Healthy demand from consumers, businesses and the government for final goods and services has been an elixir for labor demand. Although private sector job openings in June (at 9.6 million) were about 20% below their March 2022 peak, they were still 33% higher than their level in January 2020, before the COVID-19 pandemic. The inability of many firms to fill job openings also has kept nominal wage gains above their pre-pandemic rates. In July, the median wage measured by the Atlanta Fed’s wage tracker was up by 6% from a year earlier. Headline CPI inflation was up by 3.3%, resulting in a real wage gain of about 2.75% since July 2022.
In addition to the increase in real wages, consumers have benefited from rising levels of real wealth. First, above-trend real GDP growth has boosted corporate earnings and, thus, equity prices; stock prices (as represented by the S&P 500) are up by a little more than 17% year to date. Second, house prices have continued to increase—they are up 7.3% in 2023 through July—despite a 32% decline in total (new and existing) home sales since January 2022. However, with mortgage rates rising to near 7.5%, the risk to home sales and further house price gains seems skewed to the downside.

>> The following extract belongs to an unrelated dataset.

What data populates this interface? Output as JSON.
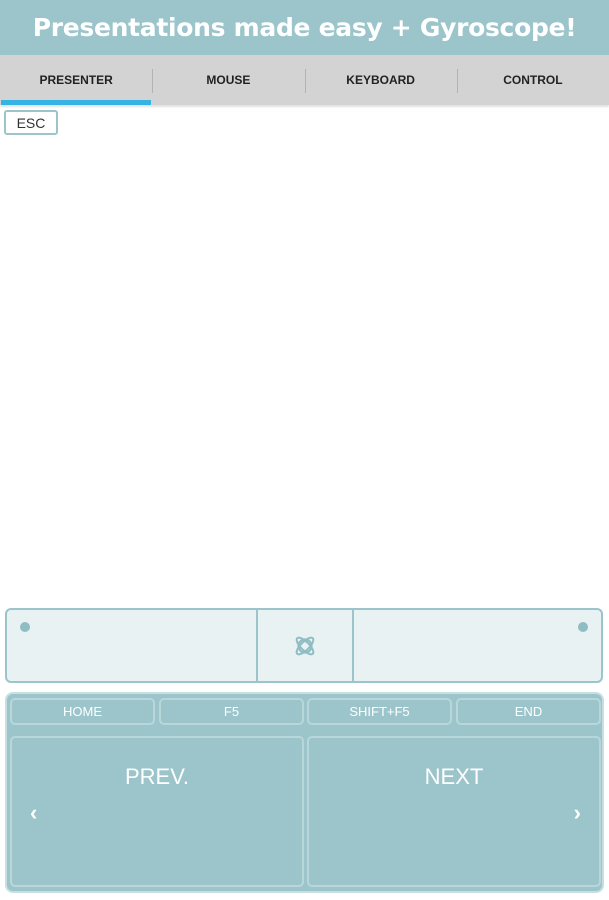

Fiscal Policy Actions Are a Two-Edged Sword
Nonresidential construction activity—both public and private—has been another key driver of the economy’s forward momentum this year. Three new laws—the 2021 Infrastructure Investment and Jobs Act, the Inflation Reduction Act of 2022 and the 2022 CHIPS and Science Act—have boosted nonresidential construction activity directly, through increased budgeted outlays, and indirectly, through government subsidies to private companies. For example, from November 2021 through June 2023, public highway and street construction has increased by nearly 25%, while construction on private manufacturing facilities has increased by 109%. According to an October 2022 report by McKinsey & Co., these three pieces of legislation will boost federal discretionary expenditures by $2 trillion over the next decade, so further impetus is likely.
Expansionary fiscal policy produces both benefits and costs. The direct benefits of increased discretionary outlays are increases in final goods and services, and thus increases in real GDP. Moreover, if the new capital spending raises productivity, then real per capita incomes, and thus living standards, will also increase. However, increasingly large federal budget deficits and a rising debt-to-GDP ratio, which are the Congressional Budget Office’s baseline projections, also tend to raise interest rates and inflation. For example, large, pandemic-related fiscal actions appear to be an important factor in the scale and persistence of inflation since early 2021.
Stronger economic growth and the prospect of persistently large budget deficits also appear to be spurring higher interest rates. Currently, the yields on 10-year nominal and real government bonds have increased to their highest levels in more than a dozen years. This development presents yet another risk to the U.S. economic outlook, since higher interest rates tend to reduce expenditures on interest-sensitive goods and services (e.g., autos and housing) and the prices of financial assets, like stocks.
Key Themes in the U.S. Economic Outlook
Above-trend real GDP growth, healthy labor market conditions and declining—but still above target—inflation remain key themes in the U.S. economic outlook. If inflation remains stubbornly high in the face of continued resilience from the economy, then further actions by monetary and fiscal policymakers could be required to bring inflation back to the Fed’s 2% target.
- According to the median FOMC participant, the longer-run estimate of real GDP growth is 1.8%.